Indeed, Roman politicians often treated a Persian campaign as a way to win prestige back home instead of any serious attempt to achieve a foreign policy goal. This was in large part because the geopolitical situation of each rendered it essentially invulnerable to definitive conquest by the other.
The same reality applies to America and Russia, after each expanded and matured as a great power. Given the respective geopolitical position of each, neither can truly conquer the other. The two sides may tousle over client states like Cuba and the two Germanies during the Cold War or the Baltic countries today, just as Rome and Persia tousled over buffer states like Armenia. But the Red Army was never likely to march down Pennsylvania Avenue, and U.S. forces were never likely to take Red Square.
In our triumphant post-Cold War moment we forgot or failed to realize this enduring truth. We thought we’d won, when in fact any victory was going to be temporary. The struggle was always going to continue, as Rome and Persia carried on wrestling with each other inconclusively for seven centuries until forces neither originally foresaw, chief among them the advent of Islam, swept away both.
This view allows us to put Donald Trump in a different historical perspective. There was no such thing as hacking in the ancient world. The KGB art of the kompromat, or “compromising material,” had yet to come. But Roman emperors did find themselves surrounded and even captured by Persians, so that Rome was placed in the humiliating position of beseeching its rival as though a vassal to be allowed to ransom its own prince.
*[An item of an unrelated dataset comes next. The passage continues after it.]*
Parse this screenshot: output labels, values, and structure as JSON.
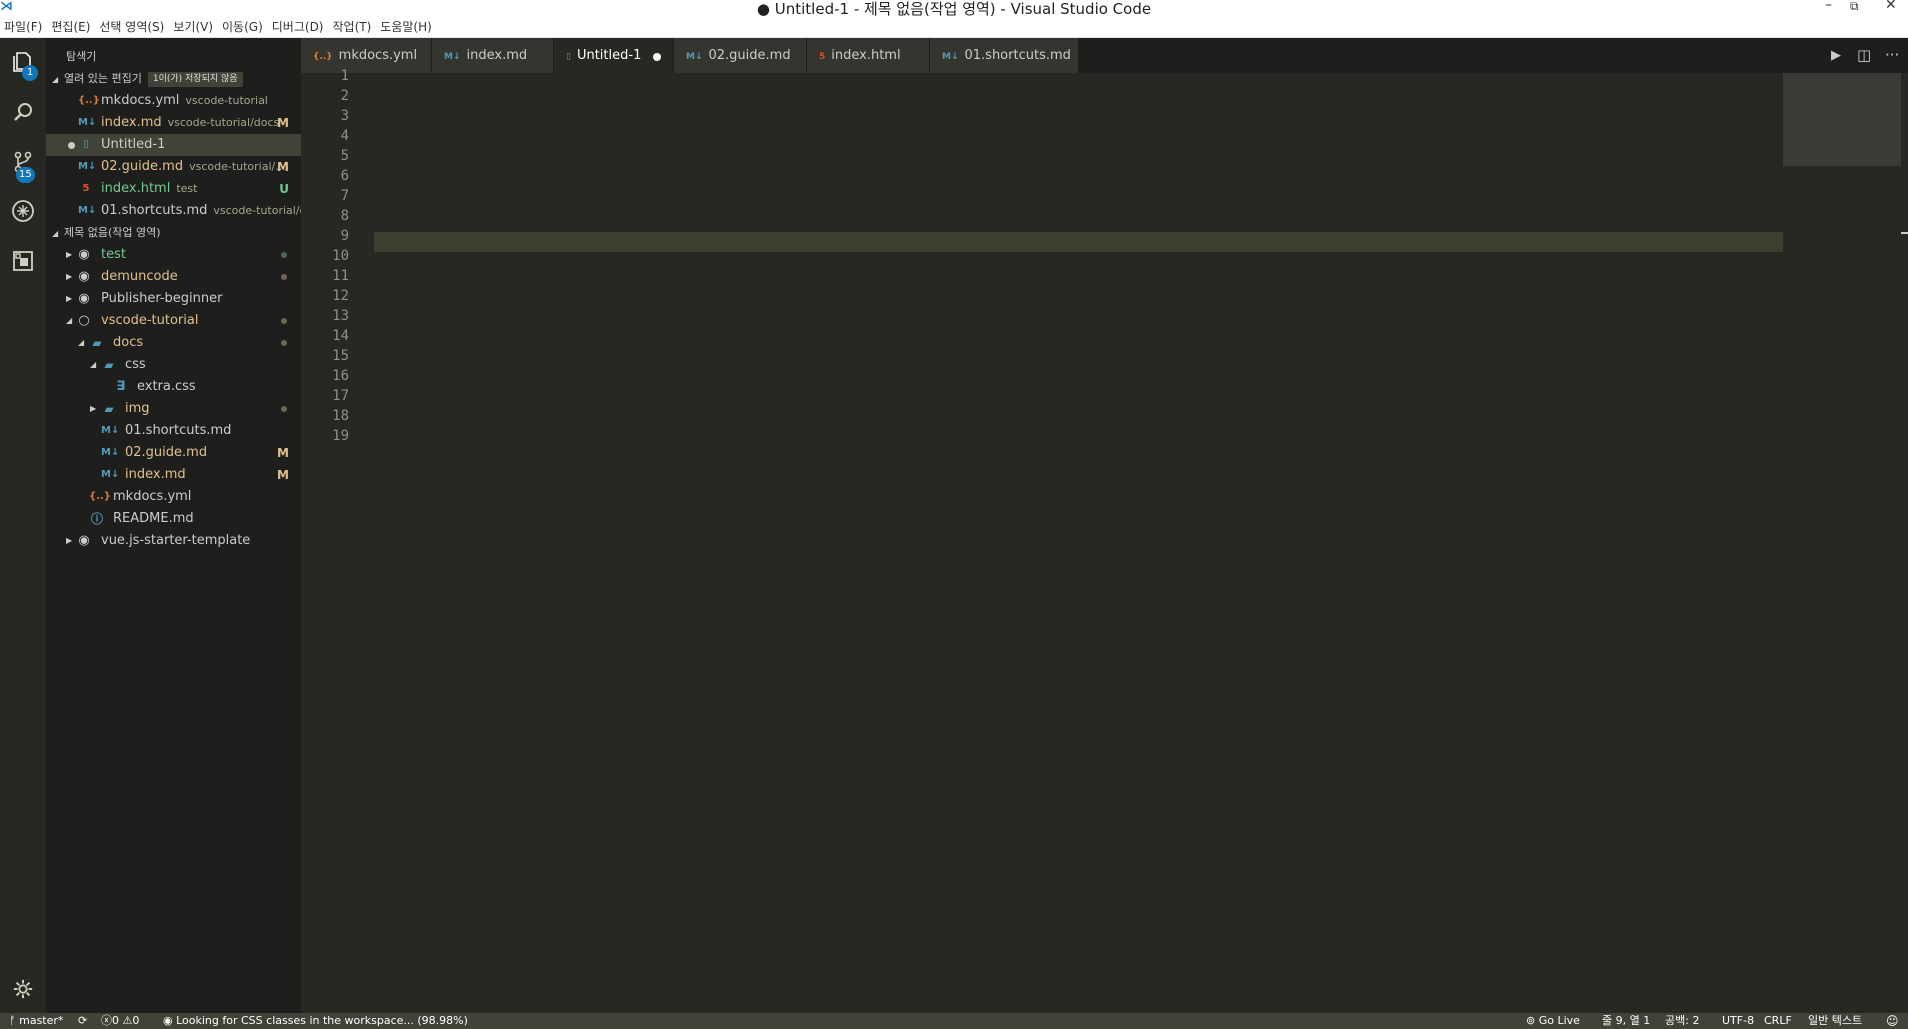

It is in that respect that Mr. Trump makes me think of Emperor Valerian.
Now, this is surely unfair to Valerian. Other Roman figures to whom Mr. Trump has been compared include Caesar, for his destruction of the Republic, and Caligula, for his decadence and cruelty and for almost appointing his horse to the position of consul, and actually appointing it a priest. Mr. Trump may be doing modern versions of both. Bannon, DeVos, Sessions et al. aren’t literally horses, but they are horses’ asses. Valerian, on the other hand, was a sober elder statesman who stepped up to lead his country in its season of crisis.
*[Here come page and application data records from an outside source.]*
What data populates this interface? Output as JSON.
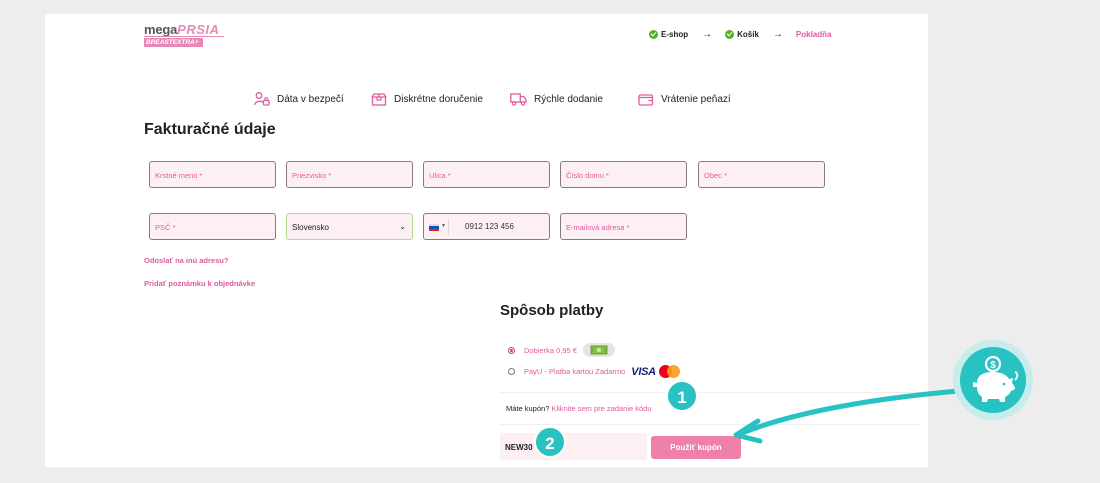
{
  "logo": {
    "word_a": "mega",
    "word_b": "PRSIA",
    "badge": "BREASTEXTRA+"
  },
  "steps": [
    {
      "label": "E-shop",
      "state": "done"
    },
    {
      "label": "Košík",
      "state": "done"
    },
    {
      "label": "Pokladňa",
      "state": "active"
    }
  ],
  "features": [
    {
      "icon": "person-lock-icon",
      "label": "Dáta v bezpečí"
    },
    {
      "icon": "package-icon",
      "label": "Diskrétne doručenie"
    },
    {
      "icon": "truck-icon",
      "label": "Rýchle dodanie"
    },
    {
      "icon": "wallet-icon",
      "label": "Vrátenie peňazí"
    }
  ],
  "billing": {
    "title": "Fakturačné údaje",
    "first_name": "Krstné meno",
    "last_name": "Priezvisko",
    "street": "Ulica",
    "house_number": "Číslo domu",
    "city": "Obec",
    "zip": "PSČ",
    "country": "Slovensko",
    "phone": "0912 123 456",
    "email": "E-mailová adresa",
    "required_mark": "*"
  },
  "links": {
    "other_address": "Odoslať na inú adresu?",
    "order_note": "Pridať poznámku k objednávke"
  },
  "payment": {
    "title": "Spôsob platby",
    "options": [
      {
        "label": "Dobierka 0,95 €",
        "selected": true
      },
      {
        "label": "PayU - Platba kartou Zadarmo",
        "selected": false
      }
    ],
    "visa": "VISA"
  },
  "coupon": {
    "question": "Máte kupón?",
    "link": "Kliknite sem pre zadanie kódu",
    "value": "NEW30",
    "button": "Použiť kupón"
  },
  "annotations": {
    "badge1": "1",
    "badge2": "2"
  },
  "colors": {
    "accent": "#e05a9f",
    "teal": "#28c2c2",
    "field_bg": "#fdf0f4"
  }
}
But in the long twilight struggle between Rome and Persia, Valerian was the first Roman emperor to be taken prisoner by the Persians. Shah Shapur I took his trophy back home and held Valerian captive for the rest of his life. The story goes that he used the elderly Roman as a footstool. Another version of the story says that Shapur flayed Valerian and stuffed his skin with straws.
Analogously, it seems that Mr. Trump is the first captured American president, if captured in a very different way. Mr. Trump appears to be a prisoner of kompromat, the invisible walls of his wall being whatever the Russians have on him hanging over his head like Damocles’s Sword. The difference is an appropriate update of circumstances from the 3rd century to the 21st, but as long as Mr. Trump can no more oppose Putin than Valerian could refuse to serve as Shapur’s footstool, he is a prisoner, an emperor in a cell.
The thought makes me feel almost bad for him. Almost, but not quite.
But what the rest of us need to remember is that the grim circumstances we face now are by no means unprecedented in the scheme of things. If my American friends find it hard to believe that they are about to live in a vassal state, well, for almost two hundred years until Maurice defeated Persia, the Romans paid a vast sum to the Persians each year for the privilege of not being attacked.
The present moment shall pass, just as Valerian eventually had to die, and Roman politics moved on. But the present struggle shall continue for many years to come; perhaps it would not end until some third force sweeps both contenders away.
Writer, traveler, lawyer, dilettante. Failed student of physics. Not altogether distinguished graduate of two Ivy League institutions. Immigrant twice over. "The grand tour is just the inspired man's way of getting home."